### Records shown

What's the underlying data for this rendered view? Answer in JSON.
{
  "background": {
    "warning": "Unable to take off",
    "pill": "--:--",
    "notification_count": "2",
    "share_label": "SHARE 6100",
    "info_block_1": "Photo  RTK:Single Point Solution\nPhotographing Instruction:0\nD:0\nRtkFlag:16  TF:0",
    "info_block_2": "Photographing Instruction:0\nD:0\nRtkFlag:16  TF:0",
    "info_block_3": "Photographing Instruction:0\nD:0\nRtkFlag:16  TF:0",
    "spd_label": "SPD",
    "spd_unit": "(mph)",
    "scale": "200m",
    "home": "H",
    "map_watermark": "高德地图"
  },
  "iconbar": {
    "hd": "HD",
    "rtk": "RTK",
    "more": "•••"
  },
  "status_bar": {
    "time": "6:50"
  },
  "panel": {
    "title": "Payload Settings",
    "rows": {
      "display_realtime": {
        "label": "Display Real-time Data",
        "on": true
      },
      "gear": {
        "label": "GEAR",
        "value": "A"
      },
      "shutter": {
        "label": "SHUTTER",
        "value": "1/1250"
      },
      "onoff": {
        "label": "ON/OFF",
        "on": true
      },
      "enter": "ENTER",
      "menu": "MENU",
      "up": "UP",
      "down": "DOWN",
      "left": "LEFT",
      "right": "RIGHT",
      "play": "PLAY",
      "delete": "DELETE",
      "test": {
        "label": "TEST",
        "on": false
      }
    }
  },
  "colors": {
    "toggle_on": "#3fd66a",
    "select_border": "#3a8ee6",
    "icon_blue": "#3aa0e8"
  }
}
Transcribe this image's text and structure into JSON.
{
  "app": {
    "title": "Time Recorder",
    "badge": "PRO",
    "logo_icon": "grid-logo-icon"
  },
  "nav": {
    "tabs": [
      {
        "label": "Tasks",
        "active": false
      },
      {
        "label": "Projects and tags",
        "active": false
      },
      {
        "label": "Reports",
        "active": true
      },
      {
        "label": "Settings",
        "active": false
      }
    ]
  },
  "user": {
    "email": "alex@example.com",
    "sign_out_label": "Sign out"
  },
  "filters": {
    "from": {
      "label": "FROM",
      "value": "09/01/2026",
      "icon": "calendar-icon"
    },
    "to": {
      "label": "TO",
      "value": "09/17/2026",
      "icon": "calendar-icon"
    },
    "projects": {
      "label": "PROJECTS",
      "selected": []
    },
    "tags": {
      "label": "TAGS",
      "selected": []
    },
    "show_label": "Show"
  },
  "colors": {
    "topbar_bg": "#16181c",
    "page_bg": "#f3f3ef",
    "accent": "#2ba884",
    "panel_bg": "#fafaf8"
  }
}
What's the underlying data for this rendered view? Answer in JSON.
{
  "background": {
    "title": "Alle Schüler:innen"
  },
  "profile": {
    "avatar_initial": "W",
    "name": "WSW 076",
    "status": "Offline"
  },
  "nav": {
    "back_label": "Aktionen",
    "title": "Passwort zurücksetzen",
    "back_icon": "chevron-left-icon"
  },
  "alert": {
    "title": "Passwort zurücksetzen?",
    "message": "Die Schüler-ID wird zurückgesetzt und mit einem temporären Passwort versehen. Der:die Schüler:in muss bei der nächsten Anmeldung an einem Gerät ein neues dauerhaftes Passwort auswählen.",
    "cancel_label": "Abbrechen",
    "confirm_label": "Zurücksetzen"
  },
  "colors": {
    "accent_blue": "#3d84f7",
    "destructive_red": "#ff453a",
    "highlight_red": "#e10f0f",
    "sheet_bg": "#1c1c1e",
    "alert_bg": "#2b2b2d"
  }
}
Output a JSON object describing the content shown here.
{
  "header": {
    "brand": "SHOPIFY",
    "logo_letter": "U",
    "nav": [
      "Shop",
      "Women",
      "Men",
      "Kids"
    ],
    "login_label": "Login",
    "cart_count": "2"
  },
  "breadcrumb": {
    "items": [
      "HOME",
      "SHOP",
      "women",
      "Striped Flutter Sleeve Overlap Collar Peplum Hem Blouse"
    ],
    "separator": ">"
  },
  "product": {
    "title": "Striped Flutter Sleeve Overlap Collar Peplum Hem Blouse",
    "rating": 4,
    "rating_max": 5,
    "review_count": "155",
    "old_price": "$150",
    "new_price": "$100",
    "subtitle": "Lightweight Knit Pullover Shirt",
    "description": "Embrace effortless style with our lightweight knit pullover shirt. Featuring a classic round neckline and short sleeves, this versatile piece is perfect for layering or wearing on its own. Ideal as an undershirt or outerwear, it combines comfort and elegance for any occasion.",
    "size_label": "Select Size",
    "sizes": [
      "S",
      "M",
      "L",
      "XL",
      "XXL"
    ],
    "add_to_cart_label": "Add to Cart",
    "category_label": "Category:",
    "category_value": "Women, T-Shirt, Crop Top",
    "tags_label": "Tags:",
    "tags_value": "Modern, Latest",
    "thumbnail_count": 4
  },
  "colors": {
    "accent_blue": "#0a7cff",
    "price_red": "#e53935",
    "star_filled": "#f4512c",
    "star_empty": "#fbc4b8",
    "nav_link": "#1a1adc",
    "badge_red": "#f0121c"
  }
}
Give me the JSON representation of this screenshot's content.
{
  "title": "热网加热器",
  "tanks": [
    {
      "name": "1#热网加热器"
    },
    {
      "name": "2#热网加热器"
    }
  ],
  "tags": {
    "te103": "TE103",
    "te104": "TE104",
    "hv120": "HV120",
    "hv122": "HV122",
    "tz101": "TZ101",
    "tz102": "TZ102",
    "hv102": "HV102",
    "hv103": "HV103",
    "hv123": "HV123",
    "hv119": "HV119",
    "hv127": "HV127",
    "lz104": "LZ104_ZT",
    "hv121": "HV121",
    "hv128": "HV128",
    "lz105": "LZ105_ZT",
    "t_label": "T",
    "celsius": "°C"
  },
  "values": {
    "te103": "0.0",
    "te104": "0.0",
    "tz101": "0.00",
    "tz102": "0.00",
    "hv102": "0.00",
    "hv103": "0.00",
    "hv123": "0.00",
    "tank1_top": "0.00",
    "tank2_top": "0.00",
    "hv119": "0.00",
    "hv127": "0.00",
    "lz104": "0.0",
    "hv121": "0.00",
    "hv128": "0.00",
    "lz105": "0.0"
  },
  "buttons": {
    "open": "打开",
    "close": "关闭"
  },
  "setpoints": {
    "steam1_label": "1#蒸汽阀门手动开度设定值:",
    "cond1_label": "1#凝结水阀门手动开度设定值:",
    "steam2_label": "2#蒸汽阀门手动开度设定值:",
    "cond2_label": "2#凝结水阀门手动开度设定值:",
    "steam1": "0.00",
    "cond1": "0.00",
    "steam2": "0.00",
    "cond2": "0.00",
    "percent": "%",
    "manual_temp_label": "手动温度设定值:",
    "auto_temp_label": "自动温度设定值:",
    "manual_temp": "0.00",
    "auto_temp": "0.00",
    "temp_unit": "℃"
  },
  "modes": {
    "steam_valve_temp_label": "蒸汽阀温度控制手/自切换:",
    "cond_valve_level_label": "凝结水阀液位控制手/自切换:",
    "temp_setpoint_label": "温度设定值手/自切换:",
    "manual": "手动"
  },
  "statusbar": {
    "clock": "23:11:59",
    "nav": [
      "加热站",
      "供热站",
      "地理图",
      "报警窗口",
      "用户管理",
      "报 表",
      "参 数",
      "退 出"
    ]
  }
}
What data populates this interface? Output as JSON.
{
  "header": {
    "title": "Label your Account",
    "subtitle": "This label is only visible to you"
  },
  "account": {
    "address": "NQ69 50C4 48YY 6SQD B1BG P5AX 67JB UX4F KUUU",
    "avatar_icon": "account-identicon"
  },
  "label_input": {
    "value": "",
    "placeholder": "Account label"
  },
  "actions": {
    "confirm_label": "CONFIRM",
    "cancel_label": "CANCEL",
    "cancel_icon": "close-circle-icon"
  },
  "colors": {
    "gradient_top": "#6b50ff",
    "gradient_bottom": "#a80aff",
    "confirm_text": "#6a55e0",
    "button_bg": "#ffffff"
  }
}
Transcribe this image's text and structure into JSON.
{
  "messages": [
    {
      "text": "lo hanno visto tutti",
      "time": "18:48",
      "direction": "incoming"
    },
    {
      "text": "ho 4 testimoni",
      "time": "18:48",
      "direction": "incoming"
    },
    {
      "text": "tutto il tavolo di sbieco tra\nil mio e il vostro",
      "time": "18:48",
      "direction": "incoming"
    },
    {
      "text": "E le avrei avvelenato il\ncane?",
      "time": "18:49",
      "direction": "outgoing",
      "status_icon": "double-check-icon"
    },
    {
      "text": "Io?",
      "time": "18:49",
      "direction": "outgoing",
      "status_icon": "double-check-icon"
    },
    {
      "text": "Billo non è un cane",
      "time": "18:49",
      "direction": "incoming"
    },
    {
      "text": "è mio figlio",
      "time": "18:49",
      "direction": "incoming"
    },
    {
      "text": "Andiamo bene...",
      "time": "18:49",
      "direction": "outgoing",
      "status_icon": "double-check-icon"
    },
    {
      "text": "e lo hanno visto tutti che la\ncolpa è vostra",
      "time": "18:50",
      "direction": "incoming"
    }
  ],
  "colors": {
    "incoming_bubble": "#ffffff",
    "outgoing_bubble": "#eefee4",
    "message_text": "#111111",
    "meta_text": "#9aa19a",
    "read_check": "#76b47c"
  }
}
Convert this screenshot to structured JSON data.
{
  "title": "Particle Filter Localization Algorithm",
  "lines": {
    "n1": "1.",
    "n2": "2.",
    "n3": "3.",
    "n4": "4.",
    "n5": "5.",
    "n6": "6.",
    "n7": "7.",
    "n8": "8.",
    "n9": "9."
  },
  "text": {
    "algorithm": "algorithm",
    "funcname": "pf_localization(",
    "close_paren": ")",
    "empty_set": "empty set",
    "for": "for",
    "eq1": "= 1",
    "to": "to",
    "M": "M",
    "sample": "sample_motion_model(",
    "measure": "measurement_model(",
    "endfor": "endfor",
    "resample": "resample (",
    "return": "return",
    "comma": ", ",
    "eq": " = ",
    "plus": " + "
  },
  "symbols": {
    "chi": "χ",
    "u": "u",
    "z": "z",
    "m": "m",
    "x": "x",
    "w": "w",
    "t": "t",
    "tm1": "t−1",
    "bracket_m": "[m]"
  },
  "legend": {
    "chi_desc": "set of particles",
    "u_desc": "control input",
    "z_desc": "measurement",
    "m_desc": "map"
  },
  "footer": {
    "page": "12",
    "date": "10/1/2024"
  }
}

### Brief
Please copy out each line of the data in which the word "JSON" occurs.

### Answer box
What's the underlying data for this rendered view? Answer in JSON.
Transcribe this image's text and structure into JSON.
What's the underlying data for this rendered view? Answer in JSON.
Output a JSON object describing the content shown here.
Give me the JSON representation of this screenshot's content.
What data populates this interface? Output as JSON.
Transcribe this image's text and structure into JSON.
Convert this screenshot to structured JSON data.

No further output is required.